According to new research conducted in the UK, one in every 8 soldiers who returns home from combat has been involved in a domestic violence incident.

The research was conducted by the King's Center for Military Health Research, and involved 13,000 British army veterans returning from Iraq and Afghanistan. The researchers say that they have found an association between combat, and violence levels at home. Often, the domestic violence is targeted against spouses.

According to the researchers, in approximately a third of the cases, the victims were family members, including wives, or girlfriends. There's a two-fold link between being in combat, and a risk of being involved in domestic violence incidents after returning from deployment.

Moreover, the researchers found that the incidents of violence are much more likely to increase depending on the number of deployments. Veterans who had been on more than one deployment were found to be more likely to report violent behavior.

The British Ministry of Defense however has denied the findings of the research.

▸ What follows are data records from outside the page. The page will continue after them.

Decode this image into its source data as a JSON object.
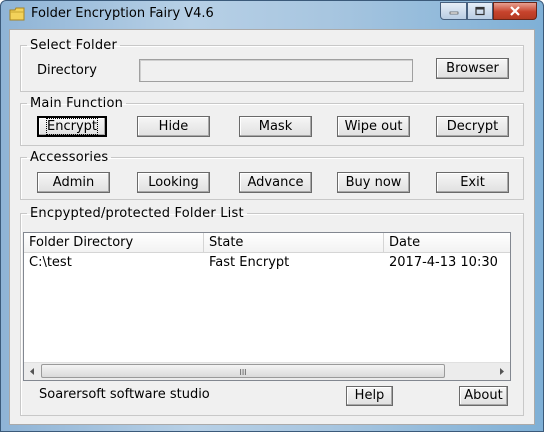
{
  "window": {
    "title": "Folder Encryption Fairy V4.6"
  },
  "select_folder": {
    "legend": "Select Folder",
    "directory_label": "Directory",
    "directory_value": "",
    "browser_button": "Browser"
  },
  "main_function": {
    "legend": "Main Function",
    "buttons": [
      "Encrypt",
      "Hide",
      "Mask",
      "Wipe out",
      "Decrypt"
    ]
  },
  "accessories": {
    "legend": "Accessories",
    "buttons": [
      "Admin",
      "Looking",
      "Advance",
      "Buy now",
      "Exit"
    ]
  },
  "folder_list": {
    "legend": "Encpypted/protected Folder List",
    "columns": [
      "Folder Directory",
      "State",
      "Date"
    ],
    "rows": [
      {
        "directory": "C:\\test",
        "state": "Fast Encrypt",
        "date": "2017-4-13 10:30"
      }
    ],
    "scroll_grip": "III"
  },
  "footer": {
    "studio": "Soarersoft software studio",
    "help_button": "Help",
    "about_button": "About"
  }
}
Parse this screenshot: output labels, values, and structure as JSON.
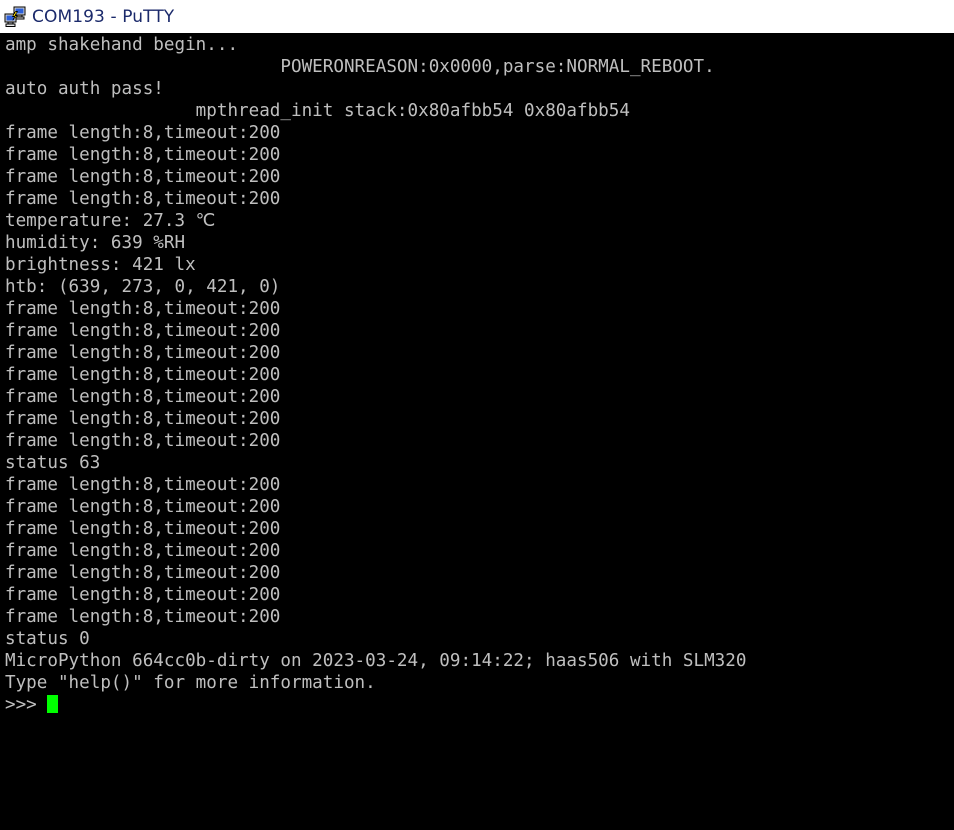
{
  "window": {
    "title": "COM193 - PuTTY",
    "icon": "putty-computer-icon",
    "titlebar_bg": "#ffffff",
    "titlebar_fg": "#1b2a6b"
  },
  "terminal": {
    "background": "#000000",
    "foreground": "#bfbfbf",
    "cursor_color": "#00ff00",
    "prompt": ">>>",
    "columns": 80,
    "lines": [
      "amp shakehand begin...",
      "                          POWERONREASON:0x0000,parse:NORMAL_REBOOT.",
      "auto auth pass!",
      "                  mpthread_init stack:0x80afbb54 0x80afbb54",
      "frame length:8,timeout:200",
      "frame length:8,timeout:200",
      "frame length:8,timeout:200",
      "frame length:8,timeout:200",
      "temperature: 27.3 ℃",
      "humidity: 639 %RH",
      "brightness: 421 lx",
      "htb: (639, 273, 0, 421, 0)",
      "frame length:8,timeout:200",
      "frame length:8,timeout:200",
      "frame length:8,timeout:200",
      "frame length:8,timeout:200",
      "frame length:8,timeout:200",
      "frame length:8,timeout:200",
      "frame length:8,timeout:200",
      "status 63",
      "frame length:8,timeout:200",
      "frame length:8,timeout:200",
      "frame length:8,timeout:200",
      "frame length:8,timeout:200",
      "frame length:8,timeout:200",
      "frame length:8,timeout:200",
      "frame length:8,timeout:200",
      "status 0",
      "MicroPython 664cc0b-dirty on 2023-03-24, 09:14:22; haas506 with SLM320",
      "Type \"help()\" for more information."
    ],
    "readings": {
      "temperature": "27.3",
      "temperature_unit": "℃",
      "humidity": "639",
      "humidity_unit": "%RH",
      "brightness": "421",
      "brightness_unit": "lx",
      "htb": "(639, 273, 0, 421, 0)"
    },
    "status_values": [
      "63",
      "0"
    ],
    "firmware": {
      "name": "MicroPython",
      "build": "664cc0b-dirty",
      "date": "2023-03-24",
      "time": "09:14:22",
      "board": "haas506",
      "module": "SLM320"
    }
  }
}
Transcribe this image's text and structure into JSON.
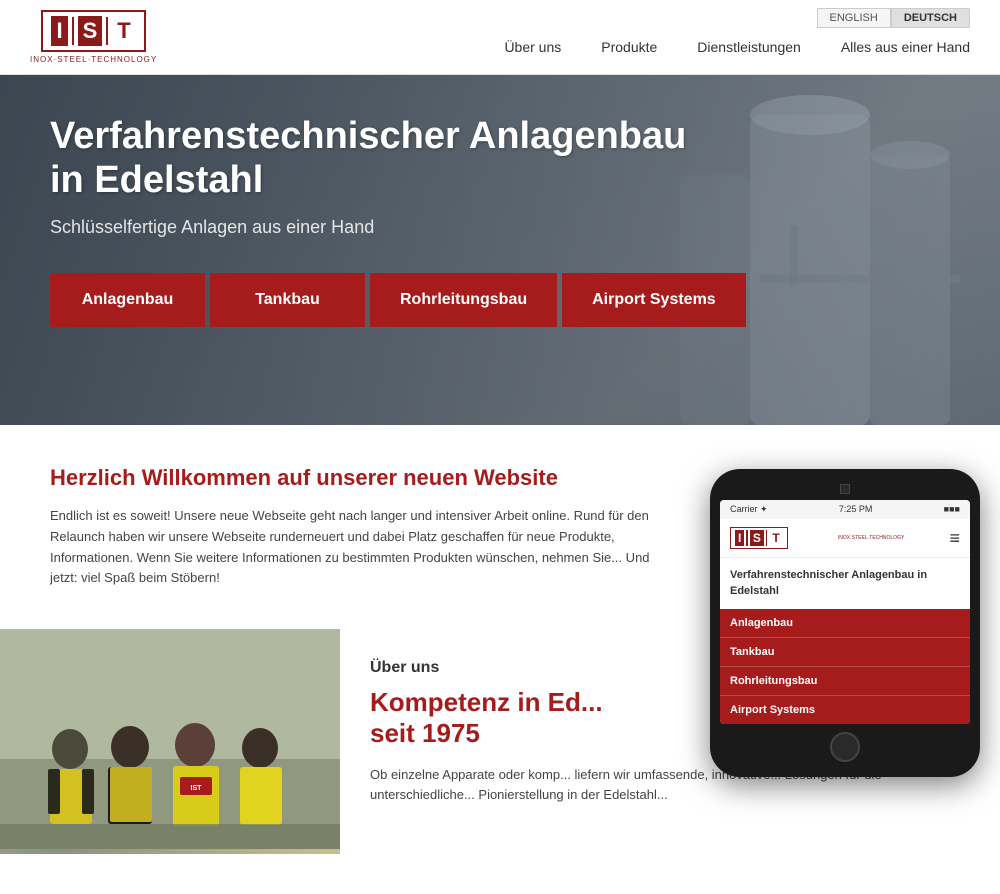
{
  "lang": {
    "english": "ENGLISH",
    "deutsch": "DEUTSCH"
  },
  "logo": {
    "letters": [
      "I",
      "S",
      "T"
    ],
    "subtitle": "INOX·STEEL·TECHNOLOGY"
  },
  "nav": {
    "items": [
      {
        "label": "Über uns",
        "href": "#"
      },
      {
        "label": "Produkte",
        "href": "#"
      },
      {
        "label": "Dienstleistungen",
        "href": "#"
      },
      {
        "label": "Alles aus einer Hand",
        "href": "#"
      }
    ]
  },
  "hero": {
    "title": "Verfahrenstechnischer Anlagenbau\nin Edelstahl",
    "subtitle": "Schlüsselfertige Anlagen aus einer Hand",
    "buttons": [
      {
        "label": "Anlagenbau"
      },
      {
        "label": "Tankbau"
      },
      {
        "label": "Rohrleitungsbau"
      },
      {
        "label": "Airport Systems"
      }
    ]
  },
  "welcome": {
    "title": "Herzlich Willkommen auf unserer neuen Website",
    "text": "Endlich ist es soweit! Unsere neue Webseite geht nach langer und intensiver Arbeit online. Rund für den Relaunch haben wir unsere Webseite runderneuert und dabei Platz geschaffen für neue Produkte, Informationen. Wenn Sie weitere Informationen zu bestimmten Produkten wünschen, nehmen Sie... Und jetzt: viel Spaß beim Stöbern!"
  },
  "about": {
    "label": "Über uns",
    "title": "Kompetenz in Ed...\nseit 1975",
    "text": "Ob einzelne Apparate oder komp... liefern wir umfassende, innovative... Lösungen für die unterschiedliche... Pionierstellung in der Edelstahl..."
  },
  "phone": {
    "carrier": "Carrier ✦",
    "time": "7:25 PM",
    "battery": "■■■",
    "hero_text": "Verfahrenstechnischer\nAnlagenbau in Edelstahl",
    "buttons": [
      {
        "label": "Anlagenbau"
      },
      {
        "label": "Tankbau"
      },
      {
        "label": "Rohrleitungsbau"
      },
      {
        "label": "Airport Systems"
      }
    ]
  }
}
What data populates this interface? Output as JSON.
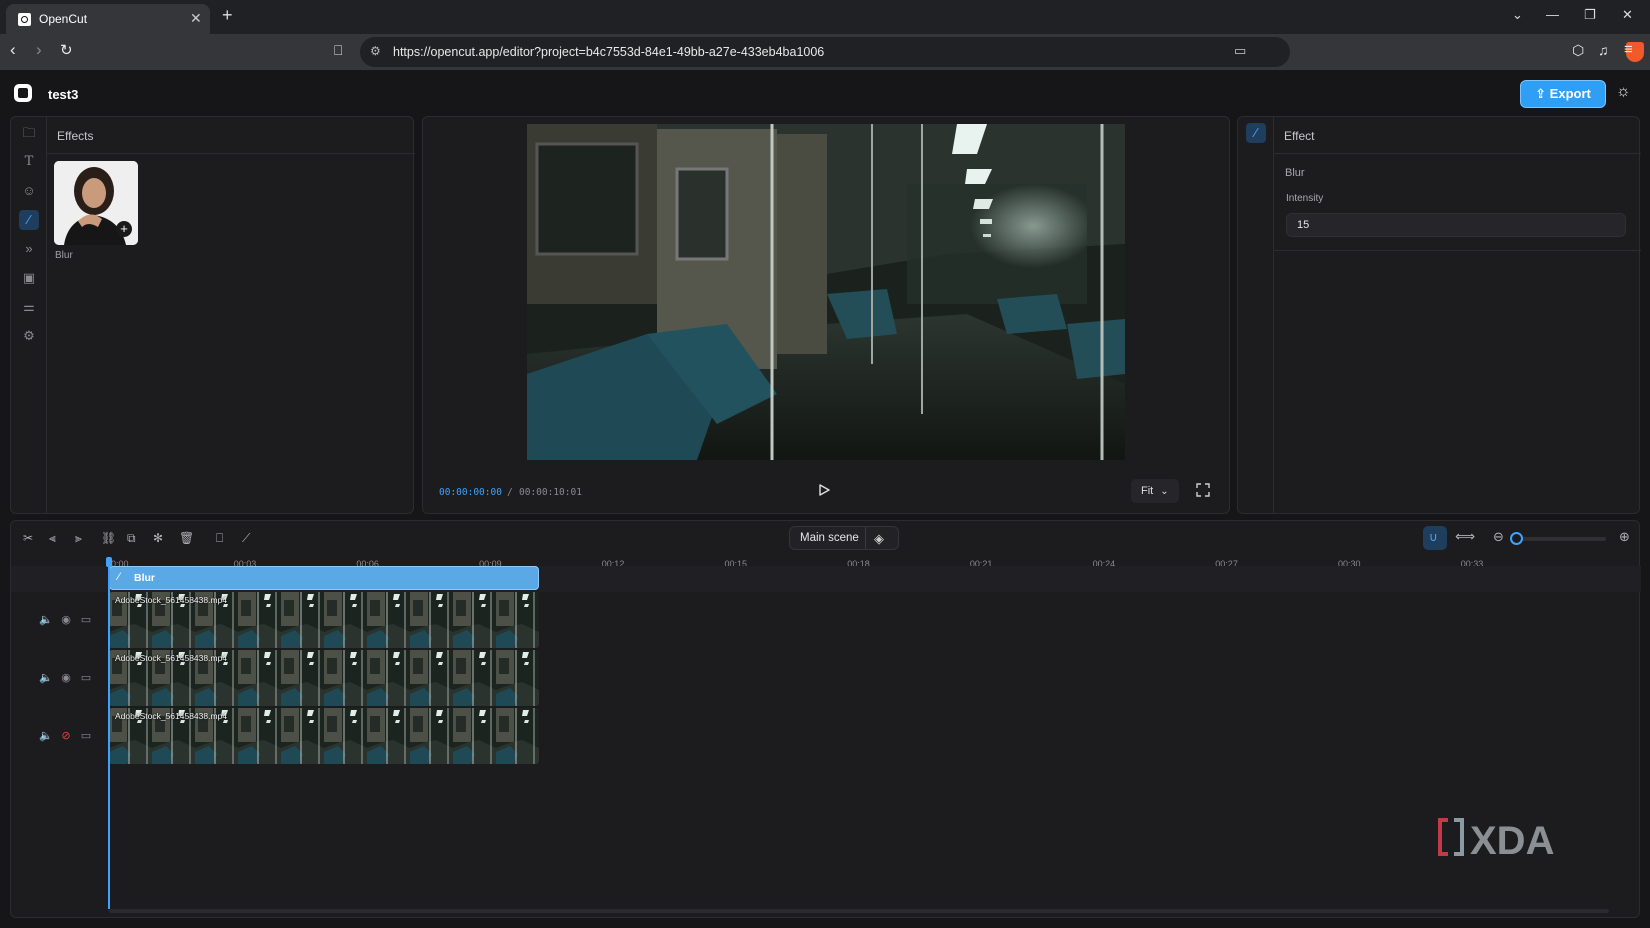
{
  "browser": {
    "tab_title": "OpenCut",
    "url": "https://opencut.app/editor?project=b4c7553d-84e1-49bb-a27e-433eb4ba1006"
  },
  "header": {
    "project_name": "test3",
    "export_label": "Export"
  },
  "left_panel": {
    "title": "Effects",
    "rail_icons": [
      "folder-icon",
      "text-icon",
      "sticker-icon",
      "effects-wand-icon",
      "transitions-icon",
      "captions-icon",
      "adjust-icon",
      "settings-icon"
    ],
    "active_rail": "effects-wand-icon",
    "effects": [
      {
        "label": "Blur"
      }
    ]
  },
  "preview": {
    "current_time": "00:00:00:00",
    "separator": "/",
    "total_time": "00:00:10:01",
    "fit_label": "Fit"
  },
  "right_panel": {
    "title": "Effect",
    "property_name": "Blur",
    "intensity_label": "Intensity",
    "intensity_value": "15"
  },
  "timeline": {
    "scene_label": "Main scene",
    "ticks": [
      "0:00",
      "00:03",
      "00:06",
      "00:09",
      "00:12",
      "00:15",
      "00:18",
      "00:21",
      "00:24",
      "00:27",
      "00:30",
      "00:33"
    ],
    "effect_clip_label": "Blur",
    "video_clips": [
      {
        "name": "AdobeStock_561458438.mp4"
      },
      {
        "name": "AdobeStock_561458438.mp4"
      },
      {
        "name": "AdobeStock_561458438.mp4"
      }
    ],
    "zoom_level": 0.0
  },
  "watermark": "XDA",
  "colors": {
    "accent": "#3da3ff",
    "export": "#2f9ef5",
    "effect_clip": "#5aa9e6",
    "hidden_track": "#e0443a"
  }
}
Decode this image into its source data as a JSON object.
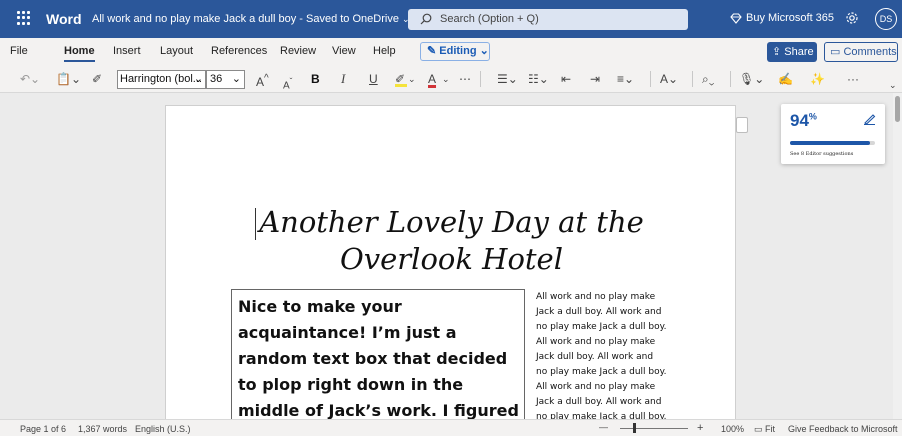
{
  "titlebar": {
    "app_name": "Word",
    "doc_title": "All work and no play make Jack a dull boy",
    "save_status": " - Saved to OneDrive",
    "search_placeholder": "Search (Option + Q)",
    "buy_label": "Buy Microsoft 365",
    "avatar_initials": "DS",
    "bg_color": "#2b579a"
  },
  "ribbon": {
    "tabs": [
      {
        "label": "File"
      },
      {
        "label": "Home"
      },
      {
        "label": "Insert"
      },
      {
        "label": "Layout"
      },
      {
        "label": "References"
      },
      {
        "label": "Review"
      },
      {
        "label": "View"
      },
      {
        "label": "Help"
      }
    ],
    "active_tab": "Home",
    "editing_label": "Editing",
    "share_label": "Share",
    "comments_label": "Comments"
  },
  "toolbar": {
    "font_name": "Harrington (bol...",
    "font_size": "36",
    "grow_font": "A",
    "shrink_font": "A",
    "bold": "B",
    "italic": "I",
    "underline": "U",
    "more": "⋯",
    "overflow": "···",
    "highlight_color": "#f5e33b",
    "font_color": "#d13438"
  },
  "document": {
    "heading_line1": "Another Lovely Day at the",
    "heading_line2": "Overlook Hotel",
    "textbox": "Nice to make your acquaintance! I’m just a random text box that decided to plop right down in the middle of Jack’s work. I figured he could use a little excitement.",
    "side_lines": [
      "All work and no play make",
      "Jack a dull boy. All work and",
      "no play make Jack a dull boy.",
      "All work and no play make",
      "Jack dull boy. All work and",
      "no play make Jack a dull boy.",
      "All work and no play make",
      "Jack a dull boy. All work and",
      "no play make Jack a dull boy."
    ]
  },
  "editor": {
    "score": "94",
    "percent_sign": "%",
    "score_fraction": 0.94,
    "suggestions": "See 8 Editor suggestions"
  },
  "statusbar": {
    "page": "Page 1 of 6",
    "words": "1,367 words",
    "language": "English (U.S.)",
    "zoom_minus": "—",
    "zoom_plus": "+",
    "zoom": "100%",
    "fit": "Fit",
    "feedback": "Give Feedback to Microsoft"
  }
}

According to the Ministry Of Defense, there is no evidence to indicate that veterans returning from combat have a much higher domestic violence problem, compared to the civilian community. The Ministry of Defense also states that the military does provide support to victims of violence in the military, as well as a wide range of resources for help and information to these individuals.

In the UK, these studies are likely to be taken especially seriously, because they come soon after a case involving a 24-year-old ex-soldier, who was recently jailed for gunning down his landlady. The soldier had just returned from serving in Afghanistan, and had been diagnosed with post traumatic stress disorder. He killed his 52-year-old landlady at her home. According to reports, his post traumatic stress disorder was not diagnosed in time or treated properly.